  • As indicated in the prior SLB 14I, the staff will not agree to exclude proposals that focus on substantive governance matters on this basis because they are viewed to be significant to companies.
  • The staff will also consider the proponent’s analysis of the issue.  The proponents last season in almost all cases wrote lengthy response letters to the companies’ no-action arguments using their boards’ analysis.

Ordinary Business Micromanagement Argument.  To the ire of proponents and resulting in some fairly negative press, the staff decided last season that certain proposals were excludable as ordinary business matters because they micromanaged the company.  SLB 14J explains that the policy underlying the ordinary business exception rests on both the proposal’s subject matter and whether it micromanages a company.  A proposal may be excludable under micromanagement, even with a proper subject matter, if it “probe[s] too deeply into matters of a complex nature” when it involves “intricate detail, or seeks to impose specific time-frames or methods for implementing complex policies.”

The examples from last season noted in the SLB 14J included proposals seeking a plan or a report to reach net-zero greenhouse gas emissions by 2030, which imposed a specific time-frame or method.

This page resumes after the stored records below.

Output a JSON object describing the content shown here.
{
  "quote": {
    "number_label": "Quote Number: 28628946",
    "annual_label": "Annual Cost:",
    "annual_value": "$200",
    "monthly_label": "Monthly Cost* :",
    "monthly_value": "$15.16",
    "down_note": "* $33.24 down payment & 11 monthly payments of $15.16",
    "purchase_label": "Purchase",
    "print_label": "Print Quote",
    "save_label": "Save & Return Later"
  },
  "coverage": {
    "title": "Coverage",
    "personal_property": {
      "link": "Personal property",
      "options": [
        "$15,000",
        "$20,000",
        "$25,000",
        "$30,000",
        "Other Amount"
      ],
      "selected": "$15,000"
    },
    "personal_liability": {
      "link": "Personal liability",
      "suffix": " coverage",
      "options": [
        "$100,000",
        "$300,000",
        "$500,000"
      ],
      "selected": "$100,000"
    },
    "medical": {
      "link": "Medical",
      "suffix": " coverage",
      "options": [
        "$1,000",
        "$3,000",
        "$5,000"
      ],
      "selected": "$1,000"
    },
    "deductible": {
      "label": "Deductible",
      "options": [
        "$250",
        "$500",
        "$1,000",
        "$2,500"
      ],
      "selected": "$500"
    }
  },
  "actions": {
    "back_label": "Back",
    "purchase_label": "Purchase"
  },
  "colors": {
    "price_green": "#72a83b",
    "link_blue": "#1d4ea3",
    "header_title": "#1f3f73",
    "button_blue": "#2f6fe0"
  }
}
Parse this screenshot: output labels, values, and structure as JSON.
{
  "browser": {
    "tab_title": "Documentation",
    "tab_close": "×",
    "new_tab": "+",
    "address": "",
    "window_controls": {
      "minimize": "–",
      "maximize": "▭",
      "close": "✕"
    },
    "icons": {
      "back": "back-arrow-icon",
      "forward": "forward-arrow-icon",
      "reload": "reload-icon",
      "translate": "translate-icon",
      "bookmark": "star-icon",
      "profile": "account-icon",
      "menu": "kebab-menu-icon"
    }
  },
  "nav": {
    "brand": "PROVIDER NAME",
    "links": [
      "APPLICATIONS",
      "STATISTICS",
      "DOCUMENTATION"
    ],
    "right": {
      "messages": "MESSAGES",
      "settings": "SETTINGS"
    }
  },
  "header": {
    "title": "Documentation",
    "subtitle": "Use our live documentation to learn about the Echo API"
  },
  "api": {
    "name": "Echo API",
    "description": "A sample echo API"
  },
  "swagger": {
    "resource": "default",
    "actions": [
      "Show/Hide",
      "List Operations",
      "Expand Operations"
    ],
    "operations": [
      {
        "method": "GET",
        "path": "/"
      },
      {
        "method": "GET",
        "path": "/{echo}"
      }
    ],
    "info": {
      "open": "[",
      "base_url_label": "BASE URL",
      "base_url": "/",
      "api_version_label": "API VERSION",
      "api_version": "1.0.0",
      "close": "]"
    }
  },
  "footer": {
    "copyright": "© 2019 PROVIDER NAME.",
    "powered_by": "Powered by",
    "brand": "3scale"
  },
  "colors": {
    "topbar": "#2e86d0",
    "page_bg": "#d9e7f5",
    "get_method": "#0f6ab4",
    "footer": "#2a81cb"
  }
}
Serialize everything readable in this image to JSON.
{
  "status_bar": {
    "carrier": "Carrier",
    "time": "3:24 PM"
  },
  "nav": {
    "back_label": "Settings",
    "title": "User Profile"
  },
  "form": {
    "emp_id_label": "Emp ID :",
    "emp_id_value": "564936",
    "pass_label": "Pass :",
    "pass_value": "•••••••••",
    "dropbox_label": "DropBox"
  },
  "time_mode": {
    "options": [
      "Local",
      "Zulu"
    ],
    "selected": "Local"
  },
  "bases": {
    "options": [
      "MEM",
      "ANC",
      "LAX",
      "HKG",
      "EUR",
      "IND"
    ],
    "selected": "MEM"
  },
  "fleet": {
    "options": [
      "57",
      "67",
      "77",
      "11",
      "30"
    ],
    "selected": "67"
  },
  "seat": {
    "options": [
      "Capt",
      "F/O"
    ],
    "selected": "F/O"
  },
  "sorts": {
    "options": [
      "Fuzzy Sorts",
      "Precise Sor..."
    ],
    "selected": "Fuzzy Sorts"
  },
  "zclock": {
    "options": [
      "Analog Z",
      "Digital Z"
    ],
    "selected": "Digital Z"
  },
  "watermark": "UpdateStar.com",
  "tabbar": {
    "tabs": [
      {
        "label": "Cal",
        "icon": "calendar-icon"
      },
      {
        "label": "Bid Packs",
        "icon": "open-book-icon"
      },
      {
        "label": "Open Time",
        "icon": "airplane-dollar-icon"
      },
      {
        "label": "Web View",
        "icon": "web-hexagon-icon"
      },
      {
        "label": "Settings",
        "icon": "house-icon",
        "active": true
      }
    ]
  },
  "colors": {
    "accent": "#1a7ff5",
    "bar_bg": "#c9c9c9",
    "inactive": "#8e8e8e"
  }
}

Ordinary Business Proposals that Address Senior Executive or Director Compensation

Proposals that relate to the management of the workforce and general employee compensation and benefits are excludable as ordinary business matters, while those focused on senior executive and/or director compensation are viewed as significant policy matters and not excludable.  SLB 14J provides the following guidance on different permutations of these types of proposals where there is crossover:

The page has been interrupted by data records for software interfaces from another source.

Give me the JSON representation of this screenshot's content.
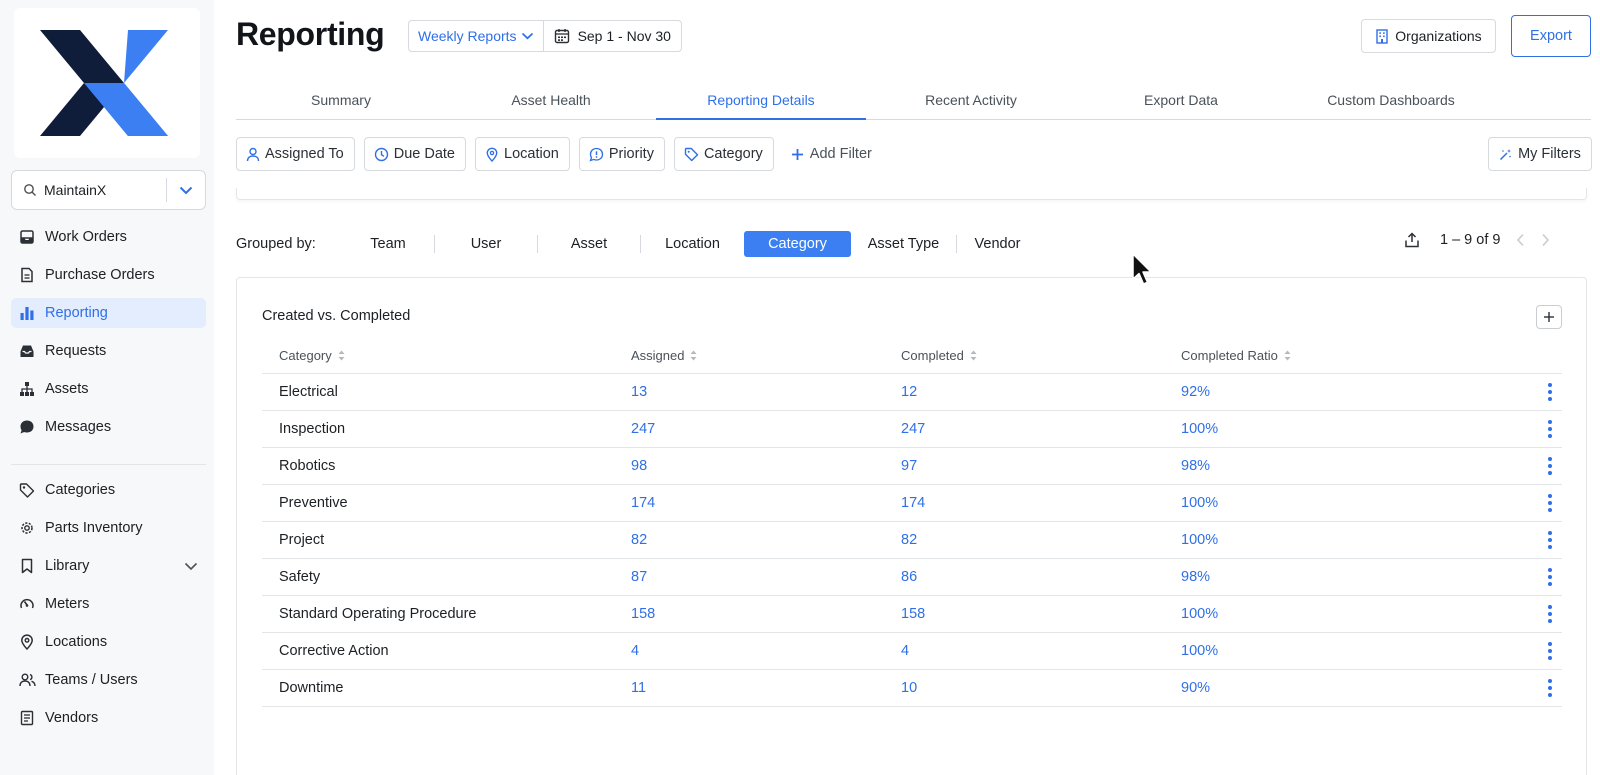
{
  "brand": {
    "colors": {
      "accent": "#2f6fe8",
      "logo_dark": "#0f1c3a",
      "logo_blue": "#3b7ff2"
    }
  },
  "sidebar": {
    "org_name": "MaintainX",
    "items_main": [
      {
        "label": "Work Orders",
        "icon": "work-orders-icon",
        "active": false
      },
      {
        "label": "Purchase Orders",
        "icon": "purchase-orders-icon",
        "active": false
      },
      {
        "label": "Reporting",
        "icon": "bar-chart-icon",
        "active": true
      },
      {
        "label": "Requests",
        "icon": "inbox-icon",
        "active": false
      },
      {
        "label": "Assets",
        "icon": "hierarchy-icon",
        "active": false
      },
      {
        "label": "Messages",
        "icon": "chat-bubble-icon",
        "active": false
      }
    ],
    "items_secondary": [
      {
        "label": "Categories",
        "icon": "tag-icon"
      },
      {
        "label": "Parts Inventory",
        "icon": "gear-icon"
      },
      {
        "label": "Library",
        "icon": "bookmark-icon",
        "expandable": true
      },
      {
        "label": "Meters",
        "icon": "gauge-icon"
      },
      {
        "label": "Locations",
        "icon": "map-pin-icon"
      },
      {
        "label": "Teams / Users",
        "icon": "users-icon"
      },
      {
        "label": "Vendors",
        "icon": "vendor-list-icon"
      }
    ]
  },
  "header": {
    "title": "Reporting",
    "report_type": "Weekly Reports",
    "date_range": "Sep 1 - Nov 30",
    "organizations_label": "Organizations",
    "export_label": "Export"
  },
  "tabs": [
    {
      "label": "Summary",
      "active": false
    },
    {
      "label": "Asset Health",
      "active": false
    },
    {
      "label": "Reporting Details",
      "active": true
    },
    {
      "label": "Recent Activity",
      "active": false
    },
    {
      "label": "Export Data",
      "active": false
    },
    {
      "label": "Custom Dashboards",
      "active": false
    }
  ],
  "filters": {
    "chips": [
      {
        "label": "Assigned To",
        "icon": "user-icon"
      },
      {
        "label": "Due Date",
        "icon": "clock-icon"
      },
      {
        "label": "Location",
        "icon": "map-pin-icon"
      },
      {
        "label": "Priority",
        "icon": "priority-icon"
      },
      {
        "label": "Category",
        "icon": "tag-icon"
      }
    ],
    "add_filter_label": "Add Filter",
    "my_filters_label": "My Filters"
  },
  "group_by": {
    "label": "Grouped by:",
    "options": [
      {
        "label": "Team",
        "active": false
      },
      {
        "label": "User",
        "active": false
      },
      {
        "label": "Asset",
        "active": false
      },
      {
        "label": "Location",
        "active": false
      },
      {
        "label": "Category",
        "active": true
      },
      {
        "label": "Asset Type",
        "active": false
      },
      {
        "label": "Vendor",
        "active": false
      }
    ],
    "pagination": "1 – 9 of 9"
  },
  "card": {
    "title": "Created vs. Completed",
    "columns": [
      "Category",
      "Assigned",
      "Completed",
      "Completed Ratio"
    ],
    "rows": [
      {
        "category": "Electrical",
        "assigned": "13",
        "completed": "12",
        "ratio": "92%"
      },
      {
        "category": "Inspection",
        "assigned": "247",
        "completed": "247",
        "ratio": "100%"
      },
      {
        "category": "Robotics",
        "assigned": "98",
        "completed": "97",
        "ratio": "98%"
      },
      {
        "category": "Preventive",
        "assigned": "174",
        "completed": "174",
        "ratio": "100%"
      },
      {
        "category": "Project",
        "assigned": "82",
        "completed": "82",
        "ratio": "100%"
      },
      {
        "category": "Safety",
        "assigned": "87",
        "completed": "86",
        "ratio": "98%"
      },
      {
        "category": "Standard Operating Procedure",
        "assigned": "158",
        "completed": "158",
        "ratio": "100%"
      },
      {
        "category": "Corrective Action",
        "assigned": "4",
        "completed": "4",
        "ratio": "100%"
      },
      {
        "category": "Downtime",
        "assigned": "11",
        "completed": "10",
        "ratio": "90%"
      }
    ]
  }
}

  • Proposals that address both executive or director compensation and also ordinary business matters.  The staff examines whether the underlying concern of the proposal is truly focused on aspects of executive or director compensation, to ensure that a proposal is not included in the proxy statement simply because it addresses a matter that merely touches upon or implicates executive or director compensation.
  • Proposals that address aspects of executive or director compensation that are also available to the general workforce.  The staff examines whether a primary aspect of the targeted compensation is broadly available or applicable to a company’s general workforce and the company demonstrates that the executives’ or directors’ eligibility to receive the compensation does not implicate significant compensation matters.  If the proposal addresses element of compensation generally available to the workforce, then it is likely excludable.
  • Proposals that micromanage executive or director compensation.  In a change from prior practice, the Division may now agree that proposals addressing executive or director compensation could be excluded on the basis of micromanagement.